Though there is a definite need, as this document asserts, for the widest possible discussion of Australia’s foreign policy priorities, reactions to it will most likely be framed in relation to the specific policy commitments that accompanies its launch. Here readers are presented with a veritable puzzle. The first—and most specific—of six policy undertakings announced will be to host an ASEAN-Australia Special Summit in 2018.

Yet the architecture of the white paper does not explain why ASEAN should be given such immediate prominence. The white paper does not mention Brunei or Laos (except as members of ASEAN), mentions Cambodia just once, and its remarks on the Philippines and Myanmar are limited to their places in the regional terrorist problem.
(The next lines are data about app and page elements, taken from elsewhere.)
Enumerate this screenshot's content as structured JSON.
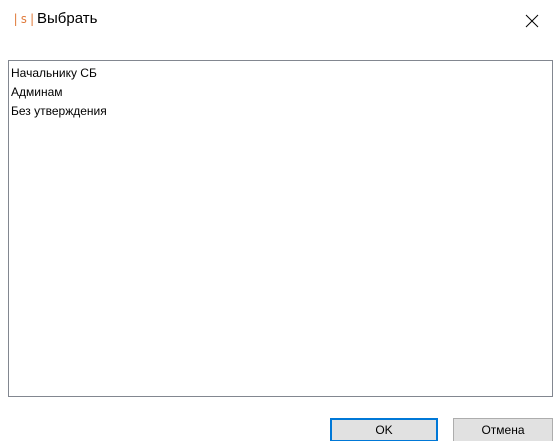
{
  "window": {
    "icon_text": "|s|",
    "title": "Выбрать"
  },
  "list": {
    "items": [
      {
        "label": "Начальнику СБ"
      },
      {
        "label": "Админам"
      },
      {
        "label": "Без утверждения"
      }
    ]
  },
  "buttons": {
    "ok_label": "OK",
    "cancel_label": "Отмена"
  },
  "colors": {
    "accent": "#0078d7",
    "icon": "#e07a3a",
    "border": "#828790"
  },
  "icons": {
    "close": "close-icon",
    "app": "app-logo-icon"
  }
}
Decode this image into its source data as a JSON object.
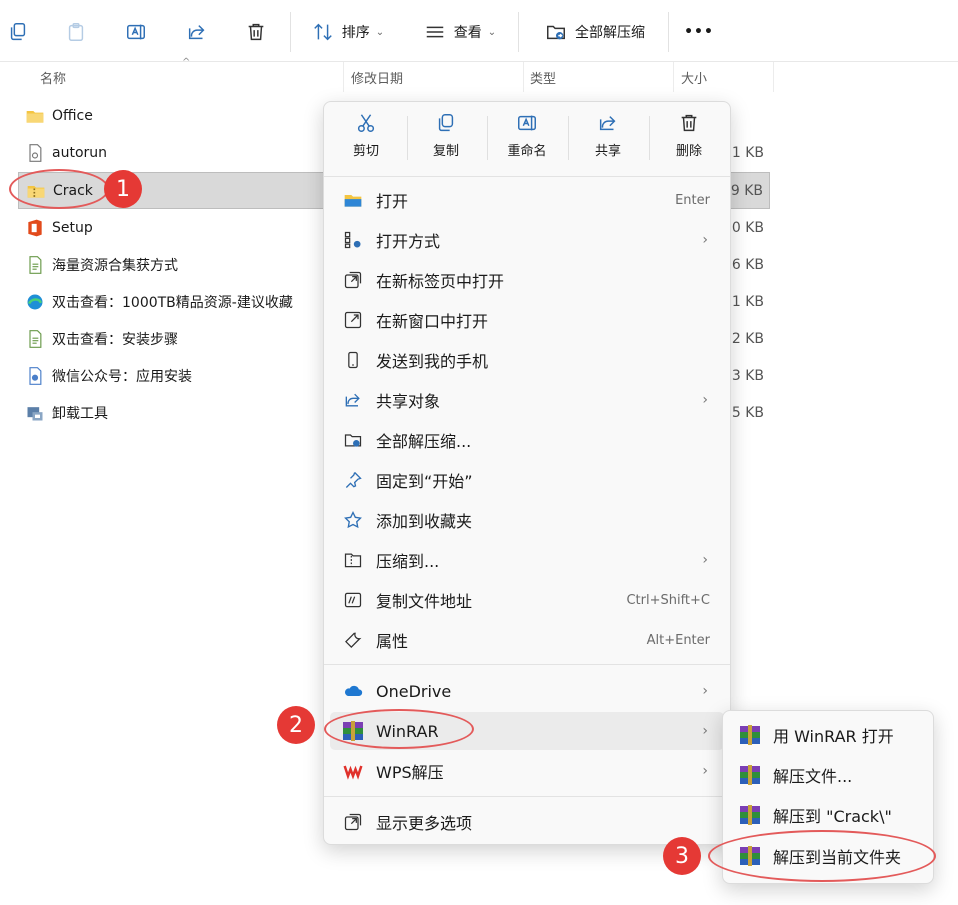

The bilateral relationships with Indonesia and also with Singapore (the latter, especially its defence aspect) do receive attention, but neither are a subset of their locations in ASEAN. Moreover, ASEAN as an organisation hardly features in the text, except as it is embodied in the ASEAN trade arrangements with Australia and New Zealand (which came into existence in 2002 and later took the form of AANZFTA). In short, the reasons for a special summit with the group are not to be sought in the arguments of the white paper. Indeed, it is difficult to imagine—if it presumed that Australia’s highest priority is the protection and promotion of rules—what advance in a rules-based order will be achieved by the presence in Sydney of President Duterte, Prime Minister Hun Sen and some of their other colleagues.

Unfortunately, the ASEAN moment has well and truly passed, a topic which deserves more consideration. The growth of illiberal tendencies in many of the governments of the ASEAN states, and the failure of the group effectively to address issues, from the haze and the degrading of the Mekong basin to the Rohingya crisis, have undermined the credibility of its proclaimed norms. Even on the South China Sea, the ASEAN states cannot agree on their respective claims. This manifest lack of coherence has provided an opportunity for China to gain influence to the extent that within the next decade ASEAN may even become a vehicle for the advancement of elements of a Chinese agenda. In all, seeking closer cooperation with ASEAN is now of doubtful diplomatic utility for Australia; closer relations with Indonesia, which are indeed strongly in the national interest, are better pursued in some of the ways set out elsewhere in the white paper.

There are many sensible and appropriately cautious recommendations in this document. Notwithstanding, whether Australia can rely upon the rules of the regional and international systems as much as is assumed is doubtful, and quite what policies should be pursued if they continue to erode are not sufficiently specified.

Professor James Cotton is a fellow of the Australian Institute of International Affairs. He is an emeritus professor at the University of New South Wales and former head of politics at UNSW at the Australian Defence Force Academy.

This article is published under a Creative Commons Licence and may be republished with attribution.